  3. The gas smells fine.

Of course there is also the fact that it has a 34 gallon tank. There’s over $100 worth of gas in there. I’d hate to condemn the gas without being sure.

don’t worry about the $100 gas. eliminate that as a possibility.

you can always reuse that gas in something else or even put it back in after you chase the gremlins

It started up perfectly this morning. I think I’ll drive it for a couple of days and see if maybe it just had air in the system from sitting around too long. Can that happen?

The owner said he already replaced the fuel and air filters when it wouldn’t start.

I still think you’ve got a fuel pressure problem. It’s just that in the process of measuring it, you change something, and that temporarily fixes the problem. My guess is the fuel pump check valve is on the fritz and allowing fuel from the fuel rail to leak back into the tank.
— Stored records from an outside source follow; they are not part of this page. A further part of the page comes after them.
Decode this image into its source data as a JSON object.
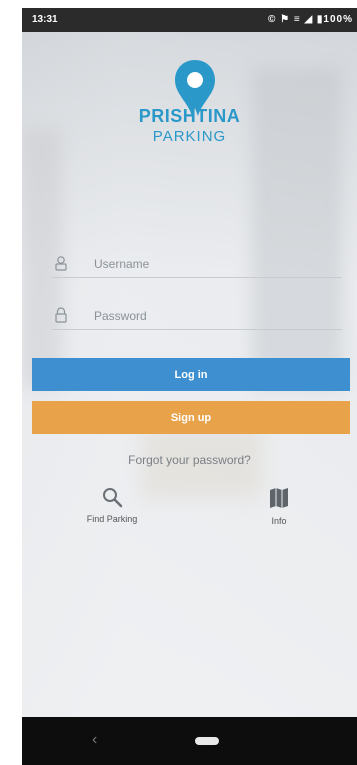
{
  "status_bar": {
    "time": "13:31",
    "icons_text": "© ⚑ ≡ ◢ ▮100%"
  },
  "brand": {
    "line1": "PRISHTINA",
    "line2": "PARKING",
    "color": "#2a98c9"
  },
  "form": {
    "username_placeholder": "Username",
    "password_placeholder": "Password"
  },
  "buttons": {
    "login_label": "Log in",
    "signup_label": "Sign up",
    "login_color": "#3d8fcf",
    "signup_color": "#e8a24a"
  },
  "links": {
    "forgot": "Forgot your password?"
  },
  "quick_actions": {
    "find_parking": {
      "label": "Find Parking",
      "icon": "search-icon"
    },
    "info": {
      "label": "Info",
      "icon": "map-icon"
    }
  },
  "nav": {
    "back_icon": "back-icon",
    "home_icon": "home-pill-icon"
  }
}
If you do what you do to get it running perfectly, then leave the pressure gauge attached and turn the engine off, does the pressure remain steady through the night?

One other thing that is easy to check, most fuel injection systems have a fuel pressure regulator, usually on the end of the fuel rail. There’s a vacuum hose connected to the regulator. Remove that hose, does any fuel come out or is the inside of the hose wet with fuel? If so the fuel pressure regulator diaphragm has sprung a leak.

Edit: One other thing, since that pressure testing port is defective (since you have to remove the valve core), have you tried replacing it with a new one?

I’ve driven it about 100 miles now, and it has not failed to start and run well, even in the morning chill. I’m beginning to think that the fuel rail was full of air or bad gas which I purged with the pressure tester, almost by accident. Does that make any sense?

The tester port was not defective. It’s my tester that’s defective.

It doesn’t make sense to me

I think you’ve been lucky the past few days

I agree with George. it sounds like you’ve got an (intermittent) fuel pressure problem

To see if the fuel is leaking back into the tank due to a bad check valve you could leave the pressure gauge hooked up and monitor the pressure in the line while the vehicle is parked for the night. Along with a possible fuel issue the trouble could be with the ignition. It almost sounds like something is shutting down the fuel delivery system. The trouble could be electrically related, in the ignition system possibly. Whenever you suspect a fuel problem an easy way to see if that is true is to spray a small amount of starter fluid into the air intake. If the motor fires up you know what area to check, along with if it still doesn’t fire up.

You have pretty well proven the old gas is still okay. If the fuel filter hasn’t been changed already I suggest you do that. If the trouble shows up again make sure the pump is getting power to it. You wouldn’t want to replace the pump and then find out the real trouble is due to a faulty pump relay or something like that. Keep us posted on this MG.

Sorry I didn’t update earlier. I know we all like it when OPs update us.

The truck continues to run well, but it has had a couple of glitches that needed to be figured out. The new battery continued to run down over night. I discovered that the button on the door that actuated the door locks was sticking in the lock position, sometimes. That apparently continued to feed 12 volts to the door lock actuator. I hit it with some silicone spray lube. The truck has been fine since, except that the owner has to remove a fuse that makes the a beeper beep, or the battery will run down too. The continual beep quits as soon as the engine starts. It doesn’t seem to be the switch for the dome light as it goes out when the door is closed, and it will beep with the seat belt fastened before the engine starts. The fuse also runs the brake and directional lights. I wondered if it had to to with the electric trailer brake switch, but don’t know how to check it. I suggested the owner take it to an electrical specialist, which I am not. He is willing to pull the fuse every time he parks, rather than spend the money. He said he took it on a 600 mile one day round trip last month, towing his trailer that the brakes worked on. Life goes on.

The trouble might be with the switch for the ignition key. If disconnecting the connector going to it stops the problem then you know for sure it is the cause of the trouble.